From the entries below, copy every line holding the word "Manager".

______

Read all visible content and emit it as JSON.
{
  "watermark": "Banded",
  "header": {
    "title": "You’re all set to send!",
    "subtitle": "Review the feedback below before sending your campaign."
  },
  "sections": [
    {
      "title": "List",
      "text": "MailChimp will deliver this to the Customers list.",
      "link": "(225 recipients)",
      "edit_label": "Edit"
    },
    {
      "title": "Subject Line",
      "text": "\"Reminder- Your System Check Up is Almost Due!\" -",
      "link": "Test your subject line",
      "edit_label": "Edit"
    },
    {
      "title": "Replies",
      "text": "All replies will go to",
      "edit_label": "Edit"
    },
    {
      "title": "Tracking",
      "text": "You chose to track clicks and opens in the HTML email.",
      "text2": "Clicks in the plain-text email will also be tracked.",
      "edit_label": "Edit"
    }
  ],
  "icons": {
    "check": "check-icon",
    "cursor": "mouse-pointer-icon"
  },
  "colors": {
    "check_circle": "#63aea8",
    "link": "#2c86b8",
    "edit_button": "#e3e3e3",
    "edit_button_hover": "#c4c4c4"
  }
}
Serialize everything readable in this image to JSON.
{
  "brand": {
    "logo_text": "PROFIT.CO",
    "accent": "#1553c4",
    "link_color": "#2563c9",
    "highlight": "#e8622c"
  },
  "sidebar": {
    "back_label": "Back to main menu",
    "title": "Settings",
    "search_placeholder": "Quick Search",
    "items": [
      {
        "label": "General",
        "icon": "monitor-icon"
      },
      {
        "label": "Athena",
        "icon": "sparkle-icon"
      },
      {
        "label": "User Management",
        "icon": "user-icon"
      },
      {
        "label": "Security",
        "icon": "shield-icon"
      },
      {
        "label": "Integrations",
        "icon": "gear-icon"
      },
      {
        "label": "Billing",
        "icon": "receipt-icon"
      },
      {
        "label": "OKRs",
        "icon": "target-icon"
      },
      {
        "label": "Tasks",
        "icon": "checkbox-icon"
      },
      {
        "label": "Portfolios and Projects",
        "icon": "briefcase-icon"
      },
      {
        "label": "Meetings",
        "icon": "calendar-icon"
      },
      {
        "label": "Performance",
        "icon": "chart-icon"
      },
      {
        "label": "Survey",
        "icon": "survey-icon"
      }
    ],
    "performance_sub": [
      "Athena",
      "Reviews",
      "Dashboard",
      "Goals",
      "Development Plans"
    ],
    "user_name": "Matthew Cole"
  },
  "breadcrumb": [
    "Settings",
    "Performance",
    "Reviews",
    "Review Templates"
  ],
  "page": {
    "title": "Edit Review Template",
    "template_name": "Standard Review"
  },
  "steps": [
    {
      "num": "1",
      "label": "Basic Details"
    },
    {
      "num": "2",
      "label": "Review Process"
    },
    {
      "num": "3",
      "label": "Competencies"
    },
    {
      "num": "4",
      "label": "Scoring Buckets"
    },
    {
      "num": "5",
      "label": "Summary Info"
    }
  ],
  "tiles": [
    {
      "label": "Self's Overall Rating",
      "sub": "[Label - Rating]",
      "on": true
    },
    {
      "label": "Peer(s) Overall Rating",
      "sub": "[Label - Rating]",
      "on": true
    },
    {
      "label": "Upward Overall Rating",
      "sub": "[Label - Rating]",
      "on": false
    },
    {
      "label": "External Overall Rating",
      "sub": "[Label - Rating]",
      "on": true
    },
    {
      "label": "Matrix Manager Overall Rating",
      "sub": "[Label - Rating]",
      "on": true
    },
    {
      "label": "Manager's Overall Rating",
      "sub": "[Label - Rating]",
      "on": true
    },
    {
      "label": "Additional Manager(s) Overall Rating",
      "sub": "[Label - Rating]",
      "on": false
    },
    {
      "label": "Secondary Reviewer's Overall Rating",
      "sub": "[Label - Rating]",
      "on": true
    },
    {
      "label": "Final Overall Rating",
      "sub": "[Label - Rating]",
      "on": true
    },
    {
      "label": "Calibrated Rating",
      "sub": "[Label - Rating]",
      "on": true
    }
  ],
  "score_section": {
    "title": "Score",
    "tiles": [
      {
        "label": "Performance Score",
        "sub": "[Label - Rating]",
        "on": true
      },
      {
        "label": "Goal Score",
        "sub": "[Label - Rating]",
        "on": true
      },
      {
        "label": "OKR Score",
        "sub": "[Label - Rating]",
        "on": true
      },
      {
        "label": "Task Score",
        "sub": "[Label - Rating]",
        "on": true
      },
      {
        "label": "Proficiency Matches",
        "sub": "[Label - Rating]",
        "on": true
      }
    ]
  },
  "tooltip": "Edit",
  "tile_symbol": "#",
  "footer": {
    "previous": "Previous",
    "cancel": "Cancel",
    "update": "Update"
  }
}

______

Reply ▸
      "label": "Matrix Manager Overall Rating",
      "label": "Manager's Overall Rating",
      "label": "Additional Manager(s) Overall Rating",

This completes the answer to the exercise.